While it may not be the first or even the second crop that most Americans think of when they think of farms across the United States, rice farmers across the country sustainably grow 20 billion pounds of rice each year in some states, including:
Half of these crops are consumed here in the United States, making up half of the total amount of rice the country uses. The other half is exported to over 120 countries around the world, contributes $34 billion to the national economy, and provides jobs for 125,000 people in the U.S. Though it may not be the crop that is top-of-mind when we picture American farmland, rice is a major part of our farming system here in the states.
How do farmers support the growth of rice in the U.S.?
Growing Rice Stateside
In the United States, rice is grown in large and expansive fields that are referred to as checks. These checks can be flooded for proper rice crop growth. Rice is not like other plants. It is a semi-aquatic plant, which means it needs constant irrigation to grow.
Planted in between rice crops is a crop called "vetch". Vetch is planted in the checks to promote crop rotation and sustainability. It also promotes crop growth, development, and recovery of Nitrogen in the soil.
To prepare a rice check for planting, farmers pull a special plow (called a moldboard plow) to turn under the vetch to serve as compost and fertilizer for the coming rice crop. Next, farmers work to level the rice check for planting. This is often done with GPS and laser-guided earth-moving equipment to obtain a precise, flat, and level growing space. This helps farmers cut down on water use and can also increase productivity.
Rice thrives in clay soil, despite other plants struggling. Clay soil softens underwater and retains water in the check once it’s saturated — essentially forming a big bowl in which the rice is planted — this kind of soil is ideal for growing rice. Irrigation systems or earthen levees enable farmers to flood the field once it is time for growing. Each rice check is kept flooded with 6 to 8 inches of water until it is ready to be harvested.

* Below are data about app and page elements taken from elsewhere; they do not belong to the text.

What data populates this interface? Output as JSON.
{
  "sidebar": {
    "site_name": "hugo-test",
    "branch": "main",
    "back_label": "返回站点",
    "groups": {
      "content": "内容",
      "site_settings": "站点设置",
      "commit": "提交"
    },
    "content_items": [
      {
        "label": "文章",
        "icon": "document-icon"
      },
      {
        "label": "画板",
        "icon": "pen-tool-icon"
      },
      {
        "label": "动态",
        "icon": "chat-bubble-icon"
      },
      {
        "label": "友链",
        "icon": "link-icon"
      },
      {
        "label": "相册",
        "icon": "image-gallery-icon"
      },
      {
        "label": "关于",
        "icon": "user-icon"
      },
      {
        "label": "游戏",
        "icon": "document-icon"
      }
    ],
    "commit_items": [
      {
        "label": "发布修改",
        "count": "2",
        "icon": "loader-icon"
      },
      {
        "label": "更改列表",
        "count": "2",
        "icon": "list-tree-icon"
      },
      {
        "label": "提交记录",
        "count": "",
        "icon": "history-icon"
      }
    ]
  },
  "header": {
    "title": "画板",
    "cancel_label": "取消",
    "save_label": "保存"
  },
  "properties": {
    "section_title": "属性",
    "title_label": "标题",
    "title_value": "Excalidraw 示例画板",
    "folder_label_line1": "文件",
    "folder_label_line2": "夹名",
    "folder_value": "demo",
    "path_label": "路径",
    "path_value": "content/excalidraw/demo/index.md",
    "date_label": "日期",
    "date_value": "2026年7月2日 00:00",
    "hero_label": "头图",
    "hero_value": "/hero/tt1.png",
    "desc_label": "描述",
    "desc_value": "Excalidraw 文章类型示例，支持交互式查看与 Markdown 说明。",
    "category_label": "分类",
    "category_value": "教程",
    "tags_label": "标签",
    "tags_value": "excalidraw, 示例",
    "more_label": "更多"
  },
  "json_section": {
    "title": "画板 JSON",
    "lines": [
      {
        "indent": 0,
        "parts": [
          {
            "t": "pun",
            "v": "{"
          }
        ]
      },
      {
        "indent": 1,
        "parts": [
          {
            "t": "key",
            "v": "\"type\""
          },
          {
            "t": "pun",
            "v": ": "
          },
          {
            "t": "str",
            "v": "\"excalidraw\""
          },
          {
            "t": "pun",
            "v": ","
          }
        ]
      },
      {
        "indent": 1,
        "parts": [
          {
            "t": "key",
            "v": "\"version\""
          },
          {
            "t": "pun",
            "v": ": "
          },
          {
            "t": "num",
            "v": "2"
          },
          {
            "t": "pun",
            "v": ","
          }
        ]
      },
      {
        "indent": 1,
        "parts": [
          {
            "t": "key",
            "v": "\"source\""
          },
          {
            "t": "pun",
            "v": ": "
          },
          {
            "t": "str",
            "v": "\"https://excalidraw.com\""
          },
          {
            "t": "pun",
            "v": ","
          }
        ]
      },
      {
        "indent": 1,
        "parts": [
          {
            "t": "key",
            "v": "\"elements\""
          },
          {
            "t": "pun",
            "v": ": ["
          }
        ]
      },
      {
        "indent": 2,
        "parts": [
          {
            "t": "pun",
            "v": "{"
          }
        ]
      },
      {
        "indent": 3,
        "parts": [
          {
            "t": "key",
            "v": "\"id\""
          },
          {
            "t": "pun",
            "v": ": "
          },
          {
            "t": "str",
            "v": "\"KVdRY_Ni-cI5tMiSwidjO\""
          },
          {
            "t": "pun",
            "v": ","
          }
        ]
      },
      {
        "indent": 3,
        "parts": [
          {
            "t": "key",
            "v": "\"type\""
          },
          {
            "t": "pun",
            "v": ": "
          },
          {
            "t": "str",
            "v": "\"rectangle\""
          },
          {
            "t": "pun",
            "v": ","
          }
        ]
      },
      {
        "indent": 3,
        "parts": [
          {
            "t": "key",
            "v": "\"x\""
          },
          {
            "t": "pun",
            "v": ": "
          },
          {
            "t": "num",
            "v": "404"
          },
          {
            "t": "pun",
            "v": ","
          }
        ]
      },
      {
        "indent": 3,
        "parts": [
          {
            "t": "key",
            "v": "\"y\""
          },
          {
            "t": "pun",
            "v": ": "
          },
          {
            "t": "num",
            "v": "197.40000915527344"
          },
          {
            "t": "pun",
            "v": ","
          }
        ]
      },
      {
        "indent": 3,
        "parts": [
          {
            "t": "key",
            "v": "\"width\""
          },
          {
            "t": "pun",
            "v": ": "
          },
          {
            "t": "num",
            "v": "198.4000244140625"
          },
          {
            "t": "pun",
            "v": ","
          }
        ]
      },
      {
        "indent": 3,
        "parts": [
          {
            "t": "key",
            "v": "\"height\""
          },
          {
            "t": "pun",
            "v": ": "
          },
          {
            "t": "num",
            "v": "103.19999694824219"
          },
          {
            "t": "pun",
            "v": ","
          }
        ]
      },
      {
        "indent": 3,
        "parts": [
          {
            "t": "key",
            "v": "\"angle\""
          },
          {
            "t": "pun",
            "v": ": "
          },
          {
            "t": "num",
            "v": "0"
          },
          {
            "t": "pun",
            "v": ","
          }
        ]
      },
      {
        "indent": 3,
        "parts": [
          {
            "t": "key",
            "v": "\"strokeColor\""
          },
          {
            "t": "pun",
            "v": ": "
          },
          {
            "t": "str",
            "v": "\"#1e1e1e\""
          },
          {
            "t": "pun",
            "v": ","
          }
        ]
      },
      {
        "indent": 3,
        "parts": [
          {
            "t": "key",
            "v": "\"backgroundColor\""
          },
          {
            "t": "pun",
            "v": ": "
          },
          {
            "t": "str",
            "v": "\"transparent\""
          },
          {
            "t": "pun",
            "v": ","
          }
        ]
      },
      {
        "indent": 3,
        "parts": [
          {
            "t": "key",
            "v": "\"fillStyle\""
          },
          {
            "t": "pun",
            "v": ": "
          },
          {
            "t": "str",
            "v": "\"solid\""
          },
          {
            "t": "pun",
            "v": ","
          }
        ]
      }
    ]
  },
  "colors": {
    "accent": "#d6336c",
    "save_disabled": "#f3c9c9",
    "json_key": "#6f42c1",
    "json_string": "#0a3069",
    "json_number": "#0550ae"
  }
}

Rice is also treated with pesticides and herbicides to support healthy plant growth.
Preparing for Harvest
By mid to late summer, (usually around 120 days after planting) rice plants begin to reach maturity, with grains appearing in long panicles on the top of the plant. When the rice reaches maturity, farmers drain the water from their fields.
Once the check is emptied, a sophisticated harvester or combine cuts the rice, separating the kernels from the stems and husks as they go. The rice must then be dried and stored before it is milled. Harvested grains are taken to drying facilities, where warm air is gradually forced over the rice to reduce the moisture content to a level that is suited for storage and milling.
Rice reaches maturity in the field at a moisture level anywhere between 20% and 25%. According to the Rice Knowledge Bank, at this time, grains should be firm — not brittle — when they are squeezed between the teeth. Kett’s Riceter is the gold standard for handheld rice and grain testers and can deliver accurate moisture measurements in the field. It is simple to use and samples are measured using a capacitance circuit, with moisture percentages displayed on its LCD screen. It takes just under five seconds for a laboratory-quality moisture reading, which gives farmers the ability to take rapid samples throughout their check. As many as nine consecutive measurements can be displayed and averaged on the Riceter.
When it is time for rice to be dried after harvest, the KJT70 Online Near-Infrared Composition Analyzer offers rapid refreshes and instantaneous results for accurate measurements of moisture levels in drying rice crops to ensure they reach the recommended 12% moisture level during drying.
Kett has a long history of decades of providing intuitive, easy-to-use, laboratory-quality instruments to farmers, scientists, and more. But it all started with the Riceter. We are committed to providing exceptional instruments to support the work of farmers and growers around the world. To discover more about how we can aid in the growth, harvest, drying, and processing of your crops, contact us today!